* **Exercise description**
Find all lines in the records that include the word "text", and copy them out.

--- START ---

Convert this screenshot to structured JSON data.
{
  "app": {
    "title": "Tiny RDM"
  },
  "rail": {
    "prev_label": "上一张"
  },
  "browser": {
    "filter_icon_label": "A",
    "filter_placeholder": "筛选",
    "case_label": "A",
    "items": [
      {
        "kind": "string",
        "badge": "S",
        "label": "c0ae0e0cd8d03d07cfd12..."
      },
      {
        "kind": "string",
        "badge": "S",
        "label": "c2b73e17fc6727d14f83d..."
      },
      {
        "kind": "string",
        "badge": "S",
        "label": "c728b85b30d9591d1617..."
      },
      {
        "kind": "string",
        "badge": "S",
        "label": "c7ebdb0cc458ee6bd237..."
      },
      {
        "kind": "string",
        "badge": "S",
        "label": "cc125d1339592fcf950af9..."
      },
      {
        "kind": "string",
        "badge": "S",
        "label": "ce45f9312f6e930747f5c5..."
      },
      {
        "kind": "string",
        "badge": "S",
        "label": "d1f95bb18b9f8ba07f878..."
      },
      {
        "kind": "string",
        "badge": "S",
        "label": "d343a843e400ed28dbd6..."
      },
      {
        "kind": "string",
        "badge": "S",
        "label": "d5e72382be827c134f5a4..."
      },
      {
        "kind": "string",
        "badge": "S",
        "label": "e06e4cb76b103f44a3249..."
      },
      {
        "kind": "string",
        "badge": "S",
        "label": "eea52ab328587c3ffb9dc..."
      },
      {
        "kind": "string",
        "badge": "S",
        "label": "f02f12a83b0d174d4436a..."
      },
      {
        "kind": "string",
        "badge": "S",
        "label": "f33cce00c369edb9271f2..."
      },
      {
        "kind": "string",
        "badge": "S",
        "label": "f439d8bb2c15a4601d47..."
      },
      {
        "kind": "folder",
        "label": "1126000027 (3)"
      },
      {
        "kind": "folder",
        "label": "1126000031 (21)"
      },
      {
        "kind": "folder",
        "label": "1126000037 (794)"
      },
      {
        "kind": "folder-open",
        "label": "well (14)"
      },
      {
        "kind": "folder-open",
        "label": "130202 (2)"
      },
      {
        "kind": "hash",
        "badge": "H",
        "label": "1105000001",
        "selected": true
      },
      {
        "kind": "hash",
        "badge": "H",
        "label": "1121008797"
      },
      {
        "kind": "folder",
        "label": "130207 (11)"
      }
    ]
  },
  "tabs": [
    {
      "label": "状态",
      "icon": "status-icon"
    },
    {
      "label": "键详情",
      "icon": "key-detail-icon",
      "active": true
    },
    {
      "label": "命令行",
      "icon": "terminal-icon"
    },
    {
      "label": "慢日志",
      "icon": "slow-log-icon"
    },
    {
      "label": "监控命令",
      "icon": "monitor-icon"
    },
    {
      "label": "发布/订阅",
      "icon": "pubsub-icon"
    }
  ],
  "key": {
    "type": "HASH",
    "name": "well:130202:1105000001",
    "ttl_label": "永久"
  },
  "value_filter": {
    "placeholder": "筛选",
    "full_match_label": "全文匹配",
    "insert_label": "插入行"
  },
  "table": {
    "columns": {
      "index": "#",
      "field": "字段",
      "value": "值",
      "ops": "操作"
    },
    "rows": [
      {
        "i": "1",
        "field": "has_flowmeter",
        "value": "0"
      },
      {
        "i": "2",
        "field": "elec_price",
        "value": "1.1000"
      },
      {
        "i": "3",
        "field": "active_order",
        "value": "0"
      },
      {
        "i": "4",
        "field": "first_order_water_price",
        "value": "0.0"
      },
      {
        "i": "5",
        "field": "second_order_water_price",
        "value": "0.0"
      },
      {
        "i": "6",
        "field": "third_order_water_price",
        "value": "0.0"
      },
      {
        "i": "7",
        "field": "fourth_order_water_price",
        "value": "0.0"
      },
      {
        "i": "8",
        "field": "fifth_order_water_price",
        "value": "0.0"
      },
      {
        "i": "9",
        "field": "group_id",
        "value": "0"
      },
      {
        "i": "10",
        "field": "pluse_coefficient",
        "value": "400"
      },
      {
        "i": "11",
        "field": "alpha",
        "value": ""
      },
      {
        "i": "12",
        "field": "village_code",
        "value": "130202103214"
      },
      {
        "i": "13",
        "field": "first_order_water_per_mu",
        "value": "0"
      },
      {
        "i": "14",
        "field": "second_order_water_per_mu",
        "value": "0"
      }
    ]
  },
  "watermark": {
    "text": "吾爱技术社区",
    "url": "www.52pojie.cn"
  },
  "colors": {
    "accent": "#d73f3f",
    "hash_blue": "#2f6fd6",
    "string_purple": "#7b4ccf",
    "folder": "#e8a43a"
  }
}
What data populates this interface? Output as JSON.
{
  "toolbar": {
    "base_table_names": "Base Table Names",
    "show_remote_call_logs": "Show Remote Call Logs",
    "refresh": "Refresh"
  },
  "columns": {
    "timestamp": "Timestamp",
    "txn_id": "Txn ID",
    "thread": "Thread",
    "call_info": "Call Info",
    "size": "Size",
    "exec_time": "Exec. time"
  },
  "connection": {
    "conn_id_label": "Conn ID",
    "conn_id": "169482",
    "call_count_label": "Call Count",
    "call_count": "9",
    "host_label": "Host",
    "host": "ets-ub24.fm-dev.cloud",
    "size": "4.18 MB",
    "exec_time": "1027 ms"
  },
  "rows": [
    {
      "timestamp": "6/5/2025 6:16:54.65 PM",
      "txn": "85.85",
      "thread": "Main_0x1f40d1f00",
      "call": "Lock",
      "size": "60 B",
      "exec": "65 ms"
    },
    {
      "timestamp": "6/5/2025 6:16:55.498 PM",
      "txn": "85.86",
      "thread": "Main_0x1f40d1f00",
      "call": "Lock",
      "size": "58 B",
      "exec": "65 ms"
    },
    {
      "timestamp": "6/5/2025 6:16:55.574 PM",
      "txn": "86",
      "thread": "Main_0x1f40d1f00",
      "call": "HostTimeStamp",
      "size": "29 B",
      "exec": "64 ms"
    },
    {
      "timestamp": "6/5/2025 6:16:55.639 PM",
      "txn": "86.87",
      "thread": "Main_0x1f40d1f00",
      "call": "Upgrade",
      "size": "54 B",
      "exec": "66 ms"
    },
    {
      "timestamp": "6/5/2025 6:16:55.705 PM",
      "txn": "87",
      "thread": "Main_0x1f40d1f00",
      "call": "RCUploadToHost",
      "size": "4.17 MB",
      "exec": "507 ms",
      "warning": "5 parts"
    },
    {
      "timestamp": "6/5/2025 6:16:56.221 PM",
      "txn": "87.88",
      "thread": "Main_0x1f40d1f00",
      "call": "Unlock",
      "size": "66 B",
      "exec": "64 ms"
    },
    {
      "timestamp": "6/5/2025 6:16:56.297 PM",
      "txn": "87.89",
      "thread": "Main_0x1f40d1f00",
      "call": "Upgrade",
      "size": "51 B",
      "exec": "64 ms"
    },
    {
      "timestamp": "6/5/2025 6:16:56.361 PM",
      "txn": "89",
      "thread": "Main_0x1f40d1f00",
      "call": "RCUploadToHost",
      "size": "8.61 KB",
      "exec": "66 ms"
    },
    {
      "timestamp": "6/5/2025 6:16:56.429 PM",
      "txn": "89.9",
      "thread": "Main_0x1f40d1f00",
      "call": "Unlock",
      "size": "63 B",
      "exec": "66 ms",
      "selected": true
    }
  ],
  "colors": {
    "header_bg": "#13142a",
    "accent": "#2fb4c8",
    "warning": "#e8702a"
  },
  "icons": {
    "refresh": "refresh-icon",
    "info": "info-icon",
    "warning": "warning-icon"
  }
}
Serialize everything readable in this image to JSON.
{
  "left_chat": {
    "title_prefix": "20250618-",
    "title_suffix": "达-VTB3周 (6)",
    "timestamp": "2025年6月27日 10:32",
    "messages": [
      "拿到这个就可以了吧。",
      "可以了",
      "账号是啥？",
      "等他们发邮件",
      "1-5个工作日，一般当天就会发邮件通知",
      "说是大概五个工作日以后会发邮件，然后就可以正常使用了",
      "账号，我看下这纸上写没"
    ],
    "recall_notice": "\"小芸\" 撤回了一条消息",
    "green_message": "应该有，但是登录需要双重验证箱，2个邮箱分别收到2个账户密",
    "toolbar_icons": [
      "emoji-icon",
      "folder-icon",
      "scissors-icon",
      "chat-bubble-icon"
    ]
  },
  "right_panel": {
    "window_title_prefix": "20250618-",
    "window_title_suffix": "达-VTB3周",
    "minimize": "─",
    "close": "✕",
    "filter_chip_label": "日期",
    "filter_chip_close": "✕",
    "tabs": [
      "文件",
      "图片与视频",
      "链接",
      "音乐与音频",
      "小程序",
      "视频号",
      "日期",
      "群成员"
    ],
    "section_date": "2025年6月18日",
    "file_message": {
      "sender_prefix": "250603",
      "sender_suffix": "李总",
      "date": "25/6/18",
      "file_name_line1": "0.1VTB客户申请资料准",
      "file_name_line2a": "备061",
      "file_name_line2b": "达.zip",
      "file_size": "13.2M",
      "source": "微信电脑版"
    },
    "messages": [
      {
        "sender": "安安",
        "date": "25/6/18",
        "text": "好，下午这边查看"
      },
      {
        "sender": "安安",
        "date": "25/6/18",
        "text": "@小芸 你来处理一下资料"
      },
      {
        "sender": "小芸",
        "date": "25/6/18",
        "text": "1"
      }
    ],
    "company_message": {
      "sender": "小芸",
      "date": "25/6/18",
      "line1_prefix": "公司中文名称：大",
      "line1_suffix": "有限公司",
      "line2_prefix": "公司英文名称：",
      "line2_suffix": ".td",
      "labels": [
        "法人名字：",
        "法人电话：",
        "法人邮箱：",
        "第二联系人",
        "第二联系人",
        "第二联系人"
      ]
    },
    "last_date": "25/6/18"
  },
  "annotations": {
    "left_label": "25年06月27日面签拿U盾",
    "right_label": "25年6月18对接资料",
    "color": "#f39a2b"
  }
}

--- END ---

* **Solution to the exercise**
    "text": "吾爱技术社区",
        "text": "好，下午这边查看"
        "text": "@小芸 你来处理一下资料"
        "text": "1"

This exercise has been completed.